_Problem requirements:_
From the first line to the last, copy the data exactly and drop the pictures.

_Record extracts:_
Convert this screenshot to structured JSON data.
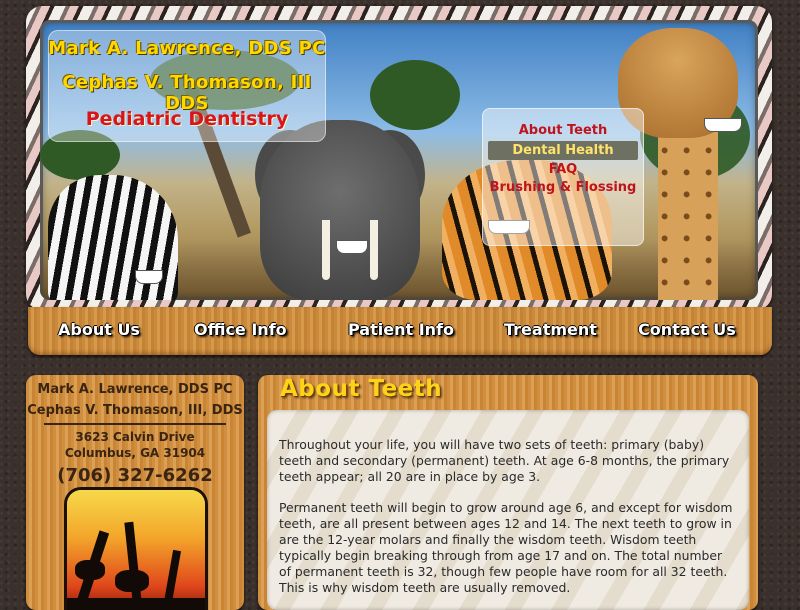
{
  "header": {
    "doctor_1": "Mark A. Lawrence, DDS PC",
    "doctor_2": "Cephas V. Thomason, III DDS",
    "specialty": "Pediatric Dentistry"
  },
  "banner_menu": {
    "items": [
      {
        "label": "About Teeth",
        "active": false
      },
      {
        "label": "Dental Health",
        "active": true
      },
      {
        "label": "FAQ",
        "active": false
      },
      {
        "label": "Brushing & Flossing",
        "active": false
      }
    ]
  },
  "nav": {
    "items": [
      "About Us",
      "Office Info",
      "Patient Info",
      "Treatment",
      "Contact Us"
    ]
  },
  "sidebar": {
    "name_1": "Mark A. Lawrence, DDS PC",
    "name_2": "Cephas V. Thomason, III, DDS",
    "address_1": "3623 Calvin Drive",
    "address_2": "Columbus, GA 31904",
    "phone": "(706) 327-6262"
  },
  "main": {
    "title": "About Teeth",
    "paragraphs": [
      "Throughout your life, you will have two sets of teeth: primary (baby) teeth and secondary (permanent) teeth. At age 6-8 months, the primary teeth appear; all 20 are in place by age 3.",
      "Permanent teeth will begin to grow around age 6, and except for wisdom teeth, are all present between ages 12 and 14. The next teeth to grow in are the 12-year molars and finally the wisdom teeth. Wisdom teeth typically begin breaking through from age 17 and on. The total number of permanent teeth is 32, though few people have room for all 32 teeth. This is why wisdom teeth are usually removed."
    ]
  },
  "colors": {
    "name_yellow": "#ffd800",
    "specialty_red": "#d8141c",
    "menu_red": "#c0141c",
    "active_bg": "#6e7062",
    "wood": "#cf8f3e"
  }
}
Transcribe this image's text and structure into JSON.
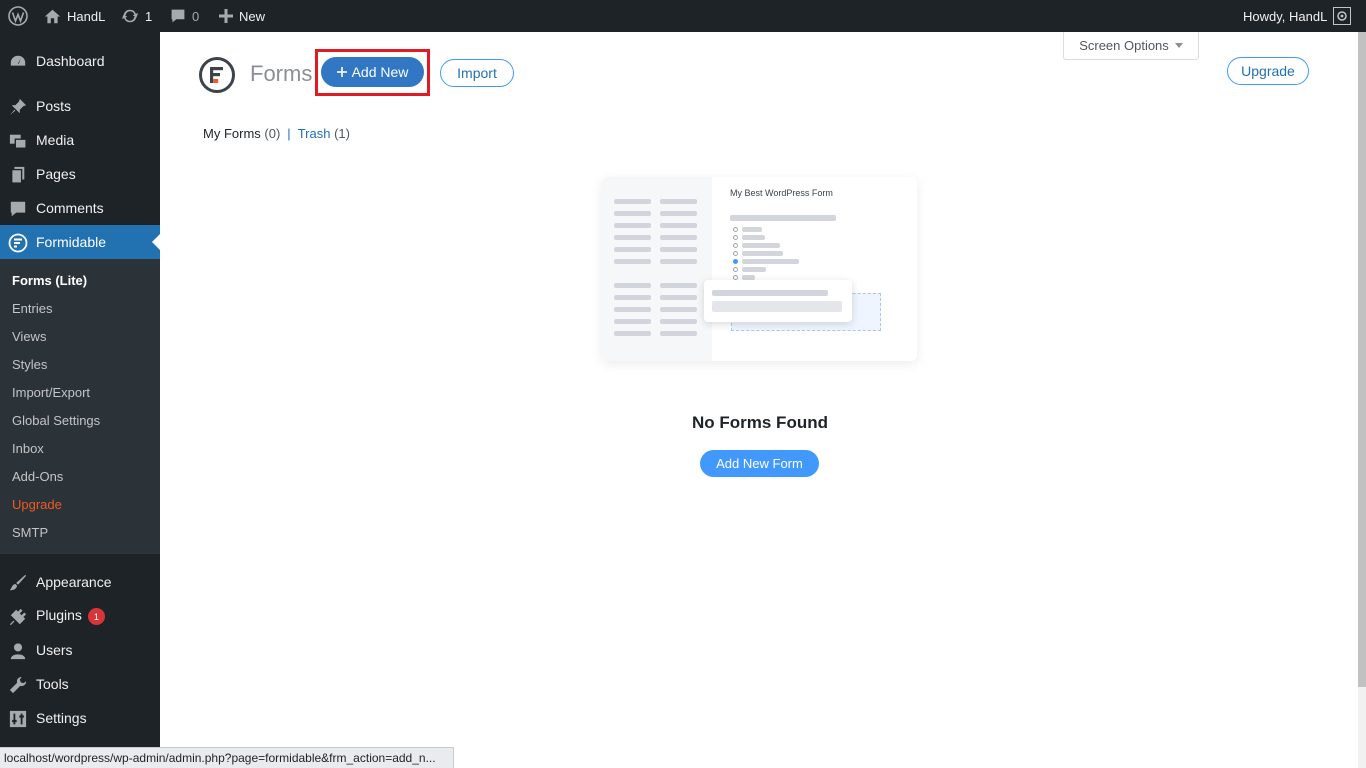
{
  "adminbar": {
    "site_name": "HandL",
    "updates_count": "1",
    "comments_count": "0",
    "new_label": "New",
    "howdy": "Howdy, HandL"
  },
  "sidebar": {
    "items_top": [
      {
        "label": "Dashboard",
        "icon": "dashboard-icon"
      },
      {
        "label": "Posts",
        "icon": "pin-icon"
      },
      {
        "label": "Media",
        "icon": "media-icon"
      },
      {
        "label": "Pages",
        "icon": "pages-icon"
      },
      {
        "label": "Comments",
        "icon": "comment-icon"
      },
      {
        "label": "Formidable",
        "icon": "formidable-icon"
      }
    ],
    "submenu": [
      "Forms (Lite)",
      "Entries",
      "Views",
      "Styles",
      "Import/Export",
      "Global Settings",
      "Inbox",
      "Add-Ons",
      "Upgrade",
      "SMTP"
    ],
    "items_bottom": [
      {
        "label": "Appearance",
        "icon": "brush-icon"
      },
      {
        "label": "Plugins",
        "icon": "plugin-icon",
        "badge": "1"
      },
      {
        "label": "Users",
        "icon": "user-icon"
      },
      {
        "label": "Tools",
        "icon": "wrench-icon"
      },
      {
        "label": "Settings",
        "icon": "settings-icon"
      }
    ]
  },
  "header": {
    "screen_options": "Screen Options",
    "title": "Forms",
    "add_new": "Add New",
    "import": "Import",
    "upgrade": "Upgrade"
  },
  "views": {
    "my_forms": "My Forms",
    "my_forms_count": "(0)",
    "separator": "|",
    "trash": "Trash",
    "trash_count": "(1)"
  },
  "empty": {
    "illustration_title": "My Best WordPress Form",
    "message": "No Forms Found",
    "button": "Add New Form"
  },
  "status_bar": {
    "url": "localhost/wordpress/wp-admin/admin.php?page=formidable&frm_action=add_n..."
  },
  "colors": {
    "admin_bar": "#1d2327",
    "accent": "#2271b1",
    "highlight": "#e01b24",
    "button_blue": "#4199fd",
    "upgrade_orange": "#f05a24"
  }
}
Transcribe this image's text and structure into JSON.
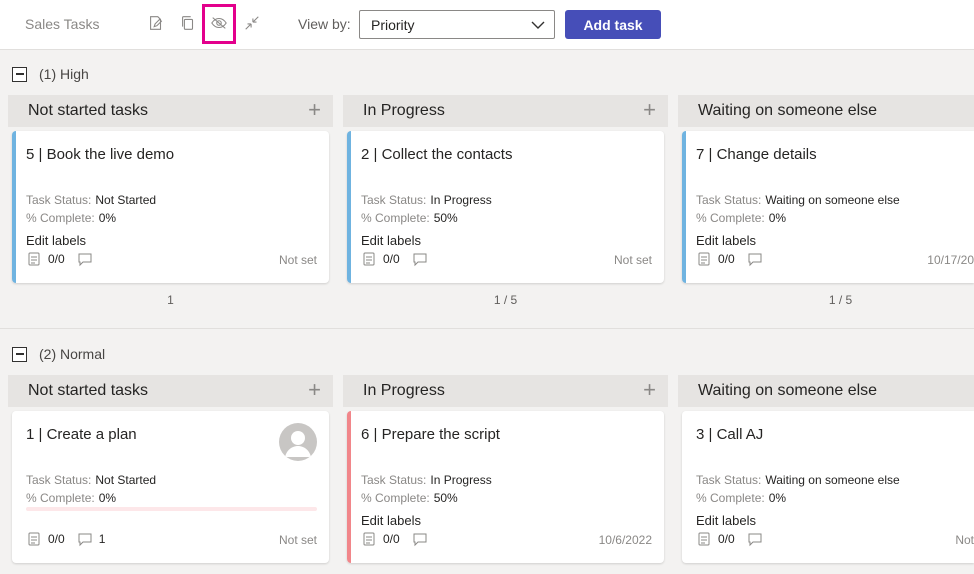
{
  "topbar": {
    "app_title": "Sales Tasks",
    "viewby_label": "View by:",
    "viewby_value": "Priority",
    "add_task_label": "Add task",
    "icons": [
      "edit-icon",
      "copy-icon",
      "hide-eye-icon",
      "collapse-icon"
    ]
  },
  "labels": {
    "task_status": "Task Status:",
    "complete": "% Complete:",
    "edit_labels": "Edit labels",
    "add": "+"
  },
  "groups": [
    {
      "name": "(1) High",
      "columns": [
        {
          "title": "Not started tasks",
          "footer": "1",
          "card": {
            "title": "5 | Book the live demo",
            "status": "Not Started",
            "complete": "0%",
            "checklist": "0/0",
            "comments": "",
            "date": "Not set",
            "stripe": "#6fb3e0"
          }
        },
        {
          "title": "In Progress",
          "footer": "1 / 5",
          "card": {
            "title": "2 | Collect the contacts",
            "status": "In Progress",
            "complete": "50%",
            "checklist": "0/0",
            "comments": "",
            "date": "Not set",
            "stripe": "#6fb3e0"
          }
        },
        {
          "title": "Waiting on someone else",
          "footer": "1 / 5",
          "card": {
            "title": "7 | Change details",
            "status": "Waiting on someone else",
            "complete": "0%",
            "checklist": "0/0",
            "comments": "",
            "date": "10/17/20",
            "stripe": "#6fb3e0"
          }
        }
      ]
    },
    {
      "name": "(2) Normal",
      "columns": [
        {
          "title": "Not started tasks",
          "card": {
            "title": "1 | Create a plan",
            "status": "Not Started",
            "complete": "0%",
            "checklist": "0/0",
            "comments": "1",
            "date": "Not set",
            "stripe": ""
          }
        },
        {
          "title": "In Progress",
          "card": {
            "title": "6 | Prepare the script",
            "status": "In Progress",
            "complete": "50%",
            "checklist": "0/0",
            "comments": "",
            "date": "10/6/2022",
            "stripe": "#f1868a"
          }
        },
        {
          "title": "Waiting on someone else",
          "card": {
            "title": "3 | Call AJ",
            "status": "Waiting on someone else",
            "complete": "0%",
            "checklist": "0/0",
            "comments": "",
            "date": "Not",
            "stripe": ""
          }
        }
      ]
    }
  ],
  "colors": {
    "accent": "#464eb8",
    "highlight": "#e3008c",
    "stripe_blue": "#6fb3e0",
    "stripe_red": "#f1868a"
  }
}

_Response:_
Convert this screenshot to structured JSON data.
{
  "header": {
    "doctor_1": "Mark A. Lawrence, DDS PC",
    "doctor_2": "Cephas V. Thomason, III DDS",
    "specialty": "Pediatric Dentistry"
  },
  "banner_menu": {
    "items": [
      {
        "label": "About Teeth",
        "active": false
      },
      {
        "label": "Dental Health",
        "active": true
      },
      {
        "label": "FAQ",
        "active": false
      },
      {
        "label": "Brushing & Flossing",
        "active": false
      }
    ]
  },
  "nav": {
    "items": [
      "About Us",
      "Office Info",
      "Patient Info",
      "Treatment",
      "Contact Us"
    ]
  },
  "sidebar": {
    "name_1": "Mark A. Lawrence, DDS PC",
    "name_2": "Cephas V. Thomason, III, DDS",
    "address_1": "3623 Calvin Drive",
    "address_2": "Columbus, GA 31904",
    "phone": "(706) 327-6262"
  },
  "main": {
    "title": "About Teeth",
    "paragraphs": [
      "Throughout your life, you will have two sets of teeth: primary (baby) teeth and secondary (permanent) teeth. At age 6-8 months, the primary teeth appear; all 20 are in place by age 3.",
      "Permanent teeth will begin to grow around age 6, and except for wisdom teeth, are all present between ages 12 and 14. The next teeth to grow in are the 12-year molars and finally the wisdom teeth. Wisdom teeth typically begin breaking through from age 17 and on. The total number of permanent teeth is 32, though few people have room for all 32 teeth. This is why wisdom teeth are usually removed."
    ]
  },
  "colors": {
    "name_yellow": "#ffd800",
    "specialty_red": "#d8141c",
    "menu_red": "#c0141c",
    "active_bg": "#6e7062",
    "wood": "#cf8f3e"
  }
}
Transcribe this image's text and structure into JSON.
{
  "adminbar": {
    "site_name": "HandL",
    "updates_count": "1",
    "comments_count": "0",
    "new_label": "New",
    "howdy": "Howdy, HandL"
  },
  "sidebar": {
    "items_top": [
      {
        "label": "Dashboard",
        "icon": "dashboard-icon"
      },
      {
        "label": "Posts",
        "icon": "pin-icon"
      },
      {
        "label": "Media",
        "icon": "media-icon"
      },
      {
        "label": "Pages",
        "icon": "pages-icon"
      },
      {
        "label": "Comments",
        "icon": "comment-icon"
      },
      {
        "label": "Formidable",
        "icon": "formidable-icon"
      }
    ],
    "submenu": [
      "Forms (Lite)",
      "Entries",
      "Views",
      "Styles",
      "Import/Export",
      "Global Settings",
      "Inbox",
      "Add-Ons",
      "Upgrade",
      "SMTP"
    ],
    "items_bottom": [
      {
        "label": "Appearance",
        "icon": "brush-icon"
      },
      {
        "label": "Plugins",
        "icon": "plugin-icon",
        "badge": "1"
      },
      {
        "label": "Users",
        "icon": "user-icon"
      },
      {
        "label": "Tools",
        "icon": "wrench-icon"
      },
      {
        "label": "Settings",
        "icon": "settings-icon"
      }
    ]
  },
  "header": {
    "screen_options": "Screen Options",
    "title": "Forms",
    "add_new": "Add New",
    "import": "Import",
    "upgrade": "Upgrade"
  },
  "views": {
    "my_forms": "My Forms",
    "my_forms_count": "(0)",
    "separator": "|",
    "trash": "Trash",
    "trash_count": "(1)"
  },
  "empty": {
    "illustration_title": "My Best WordPress Form",
    "message": "No Forms Found",
    "button": "Add New Form"
  },
  "status_bar": {
    "url": "localhost/wordpress/wp-admin/admin.php?page=formidable&frm_action=add_n..."
  },
  "colors": {
    "admin_bar": "#1d2327",
    "accent": "#2271b1",
    "highlight": "#e01b24",
    "button_blue": "#4199fd",
    "upgrade_orange": "#f05a24"
  }
}
Transcribe this image's text and structure into JSON.
{
  "topbar": {
    "app_title": "Sales Tasks",
    "viewby_label": "View by:",
    "viewby_value": "Priority",
    "add_task_label": "Add task",
    "icons": [
      "edit-icon",
      "copy-icon",
      "hide-eye-icon",
      "collapse-icon"
    ]
  },
  "labels": {
    "task_status": "Task Status:",
    "complete": "% Complete:",
    "edit_labels": "Edit labels",
    "add": "+"
  },
  "groups": [
    {
      "name": "(1) High",
      "columns": [
        {
          "title": "Not started tasks",
          "footer": "1",
          "card": {
            "title": "5 | Book the live demo",
            "status": "Not Started",
            "complete": "0%",
            "checklist": "0/0",
            "comments": "",
            "date": "Not set",
            "stripe": "#6fb3e0"
          }
        },
        {
          "title": "In Progress",
          "footer": "1 / 5",
          "card": {
            "title": "2 | Collect the contacts",
            "status": "In Progress",
            "complete": "50%",
            "checklist": "0/0",
            "comments": "",
            "date": "Not set",
            "stripe": "#6fb3e0"
          }
        },
        {
          "title": "Waiting on someone else",
          "footer": "1 / 5",
          "card": {
            "title": "7 | Change details",
            "status": "Waiting on someone else",
            "complete": "0%",
            "checklist": "0/0",
            "comments": "",
            "date": "10/17/20",
            "stripe": "#6fb3e0"
          }
        }
      ]
    },
    {
      "name": "(2) Normal",
      "columns": [
        {
          "title": "Not started tasks",
          "card": {
            "title": "1 | Create a plan",
            "status": "Not Started",
            "complete": "0%",
            "checklist": "0/0",
            "comments": "1",
            "date": "Not set",
            "stripe": ""
          }
        },
        {
          "title": "In Progress",
          "card": {
            "title": "6 | Prepare the script",
            "status": "In Progress",
            "complete": "50%",
            "checklist": "0/0",
            "comments": "",
            "date": "10/6/2022",
            "stripe": "#f1868a"
          }
        },
        {
          "title": "Waiting on someone else",
          "card": {
            "title": "3 | Call AJ",
            "status": "Waiting on someone else",
            "complete": "0%",
            "checklist": "0/0",
            "comments": "",
            "date": "Not",
            "stripe": ""
          }
        }
      ]
    }
  ],
  "colors": {
    "accent": "#464eb8",
    "highlight": "#e3008c",
    "stripe_blue": "#6fb3e0",
    "stripe_red": "#f1868a"
  }
}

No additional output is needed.